What happens when a Head Coach coaches

I’ve done some coaching in my time… Not sports coaching, of course, but coaching in the workplace. The idea is to assist someone in unlocking their potential — to help them achieve a goal, an end point. To help an individual to improve an element of his or her self in some identifiable way.

In years gone by, coaches in football have been in the background. They’ve been the ones quietly doing the work on the training pitch whilst a manager identifies signings, picks the team, signs the player, gives the team talk, and talks to the press.

Things have changed and our players have changed — as a result of our Head Coach (and his team – Miguel D’Agostino, Toni Jiménez, Jesús Pérez).

Mauricio Pochettino has created an enabling culture in which he systematically identifies the aspects of his players which hold them back from fitting his philosophy, and goes about fixing them. That he has so dramatically ‘fixed’ so many players in the space of eighteen months is remarkable, and must be attributed, at least partly, to the positive environment that he has delivered at Hotspur Way.

There is a confidence that pervades — not just a confidence in Pochetinno and his staff, but an individual confidence that is pushing each player to improve, and to believe that they will.

The most encouraging element of this coaching is that not all of the improvements have come in terms of technique, although technical enhancements have been apparent (Rose is an obvious example). He has — as I mentioned — found the most relevant weakness of each player, and worked on it. Kyle Walker had everything required of the modern full-back in terms of athleticism and agility. But he lacked tactical nous and a calm head — Pochettino has delivered. Eric Dier was a promising centre-back, but has had a complete overhaul in position — in doing so, his reading of the game has improved ten-fold. Erik Lamela was talented, hard-working, but rudderless — he now works to rule. And the most staggering of all transformations is that of Mousa Dembélé.

Dembélé was an enigma. His ability was obvious to anyone who had watched him, and it was never a surprise when teammates picked him out as one of the most talented players in the squad. Les Ferdinand and Tim Sherwood touting him (at least by way of cajoling him) to Real Madrid was based purely on his technical ability and touch. His close control and dribbling are almost unparalleled, certainly in English football.
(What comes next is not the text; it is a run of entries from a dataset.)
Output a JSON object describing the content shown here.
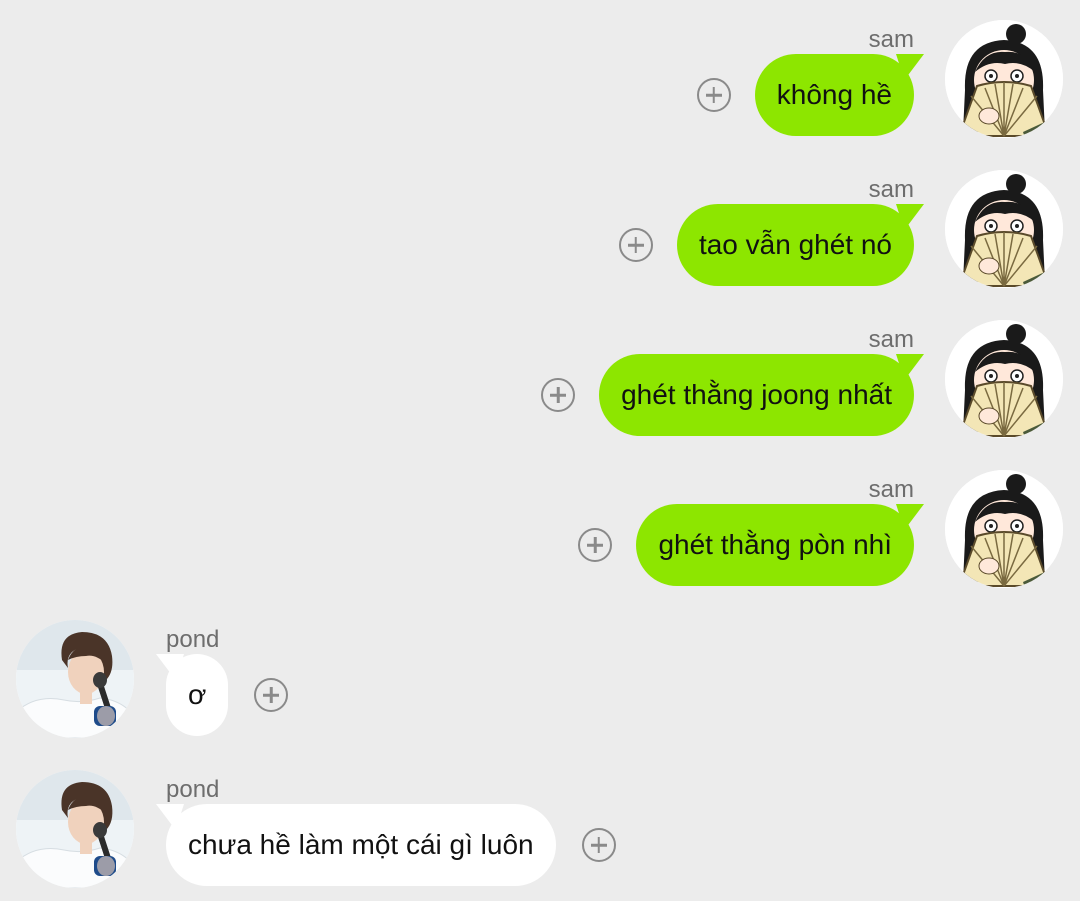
{
  "messages": [
    {
      "sender": "sam",
      "text": "không hề",
      "side": "right",
      "avatar_icon": "fan-girl-avatar-icon"
    },
    {
      "sender": "sam",
      "text": "tao vẫn ghét nó",
      "side": "right",
      "avatar_icon": "fan-girl-avatar-icon"
    },
    {
      "sender": "sam",
      "text": "ghét thằng joong nhất",
      "side": "right",
      "avatar_icon": "fan-girl-avatar-icon"
    },
    {
      "sender": "sam",
      "text": "ghét thằng pòn nhì",
      "side": "right",
      "avatar_icon": "fan-girl-avatar-icon"
    },
    {
      "sender": "pond",
      "text": "ơ",
      "side": "left",
      "avatar_icon": "man-with-microphone-avatar-icon"
    },
    {
      "sender": "pond",
      "text": "chưa hề làm một cái gì luôn",
      "side": "left",
      "avatar_icon": "man-with-microphone-avatar-icon"
    }
  ],
  "colors": {
    "background": "#ececec",
    "outgoing_bubble": "#8de600",
    "incoming_bubble": "#ffffff",
    "sender_name": "#6d6d6d",
    "plus_icon": "#8a8a8a"
  },
  "react_icon": "plus-circle-icon"
}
And yet he was a failing player.

Pochettino has given him direction, responsibility, and a sense of purpose. He can now adequately cover any one of three positions (central midfield, number ten, right of the front three) and has arguably established himself as the first choice partner to Eric Dier in the pivot. He presses, he wins the ball, he does something with it. He takes the ball under pressure, he dribbles, he swivels to create space, and passes. He even sometimes scores; his 1 in 6 rate this season is far, far better than anything he had previously mustered at Spurs.

In the last few weeks we have seen glimpses of what Pochettino has done to Tom Carroll. Another technically able player, the phrase ‘neat and tidy’ has always been used to describe Carroll, damning him with faint praise. He seemed destined to be the modern-day Vinny Samways (affectionately known as ‘Vinny Sideways’). But Pochettino has delivered again; Carroll is already more aggressive and progressive with his passing and, against Everton (where he admittedly faded in the second half), he came away with some impressive passing figures:

He is still a work in progress, but I don’t doubt that Pochettino will to do with him what he has done with so many others. Ben Davies is moving in the right direction, Kieran Trippier has shown signs too. Alex Pritchard, on his return from injury, may be the next to be given the Pochettino treatment.

For someone like me who has always wanted to see the club promote from within and develop what we already have at the club, these are exciting times.